What expenses should be tracked?
A rental property is a business.  Expenses necessary for managing, conserving or maintaining your rental property are deductible expenses.  Some of the most common rental expenses are:

·         Advertising
·         Auto and travel expenses
·         Cleaning and maintenance
·         Rental commissions
·         Depreciation
·         Insurance
·         Legal and other professional fees
·         Management fees
·         Mortgage interest
·         Repairs
·         Taxes
·         Utilities

It is vital that records are kept to support all expenses claimed on the rental property.

What happens when the property is sold?

At the time of sale, a gain or loss on the sale is calculated.  If there is a gain on the sale, the adjusted basis of the property is used for the calculation.  If there is a loss, then the lower of adjusted basis or the fair market value of the property on the date of conversion is used in the calculation.

"As the owner of property that has been converted from a personal residence to a rental property, you may still be able to take advantage for the gain exclusion rules for a residence.  Please check with your tax professional on these exclusions.  It is important to note, however, that the amount of depreciation that was an allowable deduction during the rental period will not be excluded and will be taxed at sale."

It is important to note, however, that the amount of depreciation that was an allowable deduction during the rental period will not be excluded and will be taxed at sale.

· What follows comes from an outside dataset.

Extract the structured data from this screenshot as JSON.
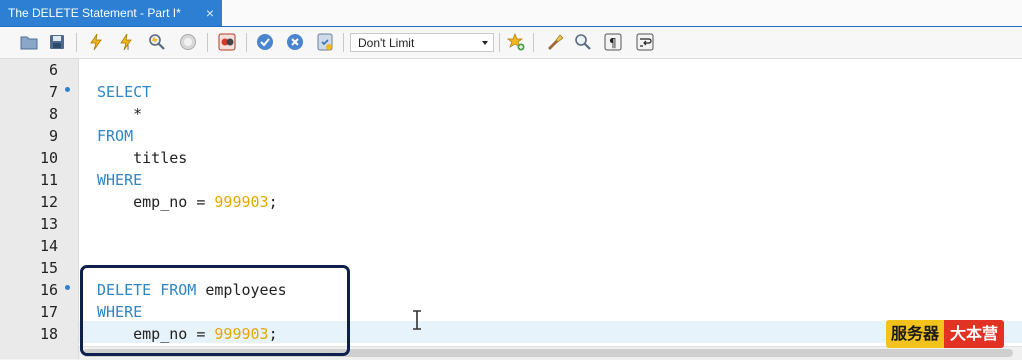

Converting your personal residence to a rental property can be a reasonable solution in a variety of circumstances.  However, there are many factors to consider when making the decision, many of which can have current and future tax implications.  If you are considering converting your residence to a rental property, please consult your tax advisor to discuss your unique situation.

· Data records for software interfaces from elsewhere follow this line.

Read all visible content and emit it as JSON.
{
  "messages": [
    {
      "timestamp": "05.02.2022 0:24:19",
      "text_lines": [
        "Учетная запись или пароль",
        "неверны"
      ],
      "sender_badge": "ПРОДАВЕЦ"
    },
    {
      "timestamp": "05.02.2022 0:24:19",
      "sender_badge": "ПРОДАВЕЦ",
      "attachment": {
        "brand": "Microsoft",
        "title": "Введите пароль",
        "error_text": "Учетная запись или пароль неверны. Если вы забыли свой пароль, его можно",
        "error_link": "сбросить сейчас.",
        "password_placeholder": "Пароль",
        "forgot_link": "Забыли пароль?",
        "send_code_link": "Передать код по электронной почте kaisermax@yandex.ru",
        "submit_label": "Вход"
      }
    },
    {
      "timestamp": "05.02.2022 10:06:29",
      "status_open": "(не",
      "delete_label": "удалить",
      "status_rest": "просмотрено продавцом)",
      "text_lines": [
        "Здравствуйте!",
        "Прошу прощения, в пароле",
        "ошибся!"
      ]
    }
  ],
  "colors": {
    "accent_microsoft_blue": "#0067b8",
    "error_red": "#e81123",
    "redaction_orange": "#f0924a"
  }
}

Submitted by: Mary Eshelman, CPA Swanson, Eshelman & Gamage LLC

IRS CIRCULAR 230 DISCLOSURE: Pursuant to requirements imposed by the Internal Revenue Service, any tax advice contained in this communication (including any attachments) is not intended to be used, and cannot be used, for purposes of avoiding penalties imposed under the United States Internal Revenue Code or promoting, marketing or recommending to another person any tax-related matter. Please contact us if you wish to have formal written advice on this matter